- _Data for processing_:

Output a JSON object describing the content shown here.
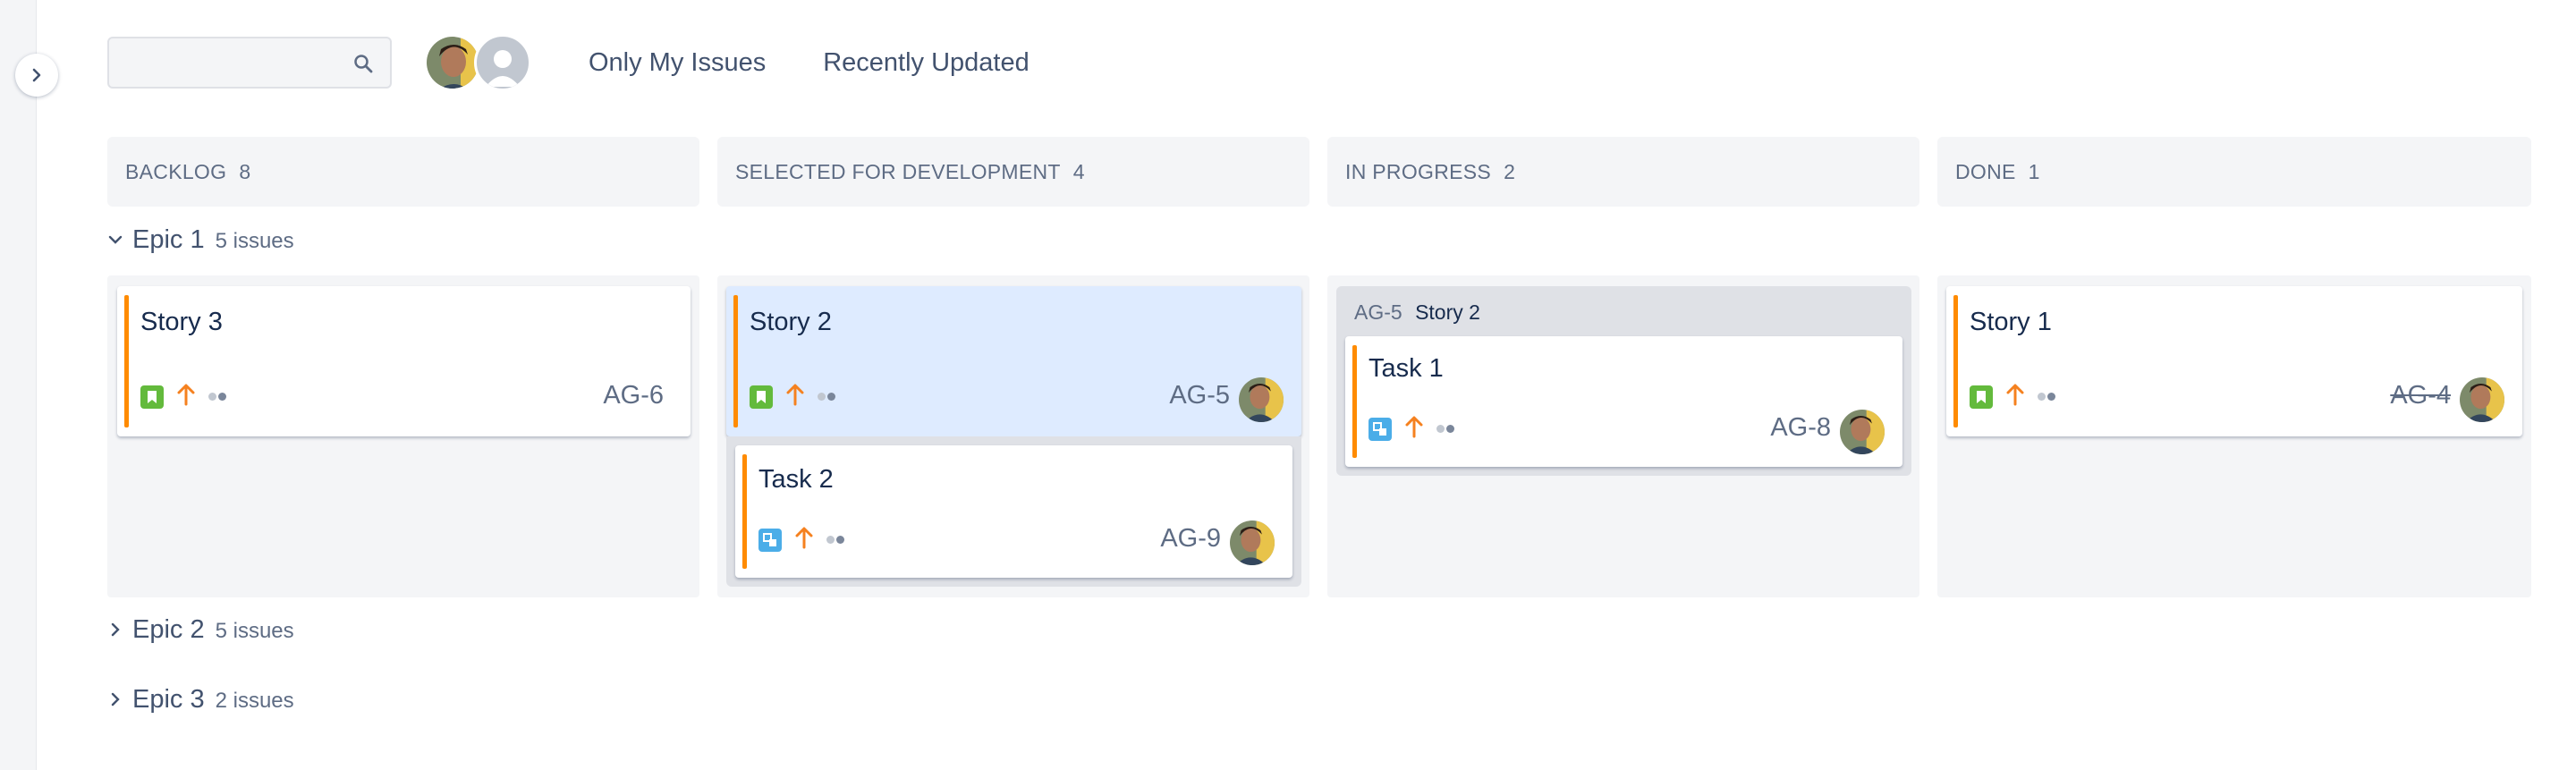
{
  "search": {
    "placeholder": "",
    "icon": "search-icon"
  },
  "filters": {
    "only_mine": "Only My Issues",
    "recent": "Recently Updated"
  },
  "columns": [
    {
      "name": "BACKLOG",
      "count": "8"
    },
    {
      "name": "SELECTED FOR DEVELOPMENT",
      "count": "4"
    },
    {
      "name": "IN PROGRESS",
      "count": "2"
    },
    {
      "name": "DONE",
      "count": "1"
    }
  ],
  "swimlanes": [
    {
      "name": "Epic 1",
      "count": "5 issues",
      "expanded": true
    },
    {
      "name": "Epic 2",
      "count": "5 issues",
      "expanded": false
    },
    {
      "name": "Epic 3",
      "count": "2 issues",
      "expanded": false
    }
  ],
  "cards": {
    "story3": {
      "title": "Story 3",
      "key": "AG-6",
      "type": "story",
      "priority": "high"
    },
    "story2": {
      "title": "Story 2",
      "key": "AG-5",
      "type": "story",
      "priority": "high"
    },
    "task2": {
      "title": "Task 2",
      "key": "AG-9",
      "type": "subtask",
      "priority": "high"
    },
    "task1": {
      "title": "Task 1",
      "key": "AG-8",
      "type": "subtask",
      "priority": "high"
    },
    "story1": {
      "title": "Story 1",
      "key": "AG-4",
      "type": "story",
      "priority": "high",
      "done": true
    }
  },
  "parent_group": {
    "key": "AG-5",
    "name": "Story 2"
  },
  "colors": {
    "accent": "#ff8b00",
    "story": "#63ba3c",
    "subtask": "#4bade8",
    "selected": "#deebff"
  }
}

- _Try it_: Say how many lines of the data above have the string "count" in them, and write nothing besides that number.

- _The completed task_: 7